Output all entries exactly; images excluded.

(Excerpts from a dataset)
▼▼▼
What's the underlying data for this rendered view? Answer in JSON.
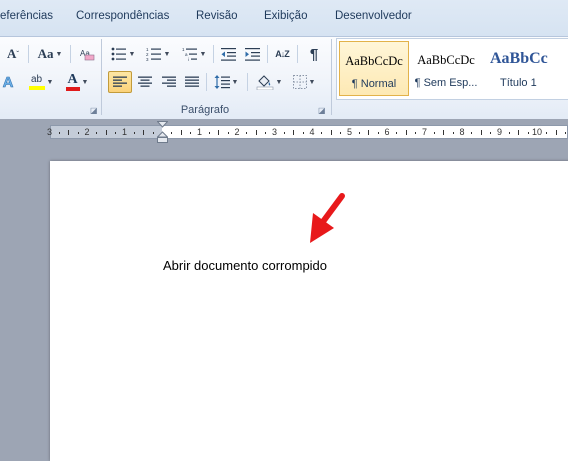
{
  "tabs": [
    "eferências",
    "Correspondências",
    "Revisão",
    "Exibição",
    "Desenvolvedor"
  ],
  "ribbon": {
    "font_buttons": {
      "shrink": "A",
      "change_case": "Aa",
      "highlight": "ab",
      "font_color": "A"
    },
    "paragraph_group_label": "Parágrafo",
    "pilcrow": "¶",
    "sort": "A↓Z",
    "styles": [
      {
        "sample": "AaBbCcDc",
        "name": "¶ Normal",
        "selected": true
      },
      {
        "sample": "AaBbCcDc",
        "name": "¶ Sem Esp...",
        "selected": false
      },
      {
        "sample": "AaBbCc",
        "name": "Título 1",
        "selected": false
      }
    ]
  },
  "ruler": {
    "labels": [
      "3",
      "2",
      "1",
      "1",
      "2",
      "3",
      "4",
      "5",
      "6",
      "7",
      "8",
      "9",
      "10"
    ]
  },
  "document": {
    "text": "Abrir documento corrompido"
  },
  "colors": {
    "arrow": "#e8191b",
    "highlight": "#ffff00",
    "font_color": "#e01b1b",
    "active_button": "#fbd27a"
  }
}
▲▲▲
Answer to the problem:
What's the underlying data for this rendered view? Answer in JSON.
{
  "tabs": [
    "eferências",
    "Correspondências",
    "Revisão",
    "Exibição",
    "Desenvolvedor"
  ],
  "ribbon": {
    "font_buttons": {
      "shrink": "A",
      "change_case": "Aa",
      "highlight": "ab",
      "font_color": "A"
    },
    "paragraph_group_label": "Parágrafo",
    "pilcrow": "¶",
    "sort": "A↓Z",
    "styles": [
      {
        "sample": "AaBbCcDc",
        "name": "¶ Normal",
        "selected": true
      },
      {
        "sample": "AaBbCcDc",
        "name": "¶ Sem Esp...",
        "selected": false
      },
      {
        "sample": "AaBbCc",
        "name": "Título 1",
        "selected": false
      }
    ]
  },
  "ruler": {
    "labels": [
      "3",
      "2",
      "1",
      "1",
      "2",
      "3",
      "4",
      "5",
      "6",
      "7",
      "8",
      "9",
      "10"
    ]
  },
  "document": {
    "text": "Abrir documento corrompido"
  },
  "colors": {
    "arrow": "#e8191b",
    "highlight": "#ffff00",
    "font_color": "#e01b1b",
    "active_button": "#fbd27a"
  }
}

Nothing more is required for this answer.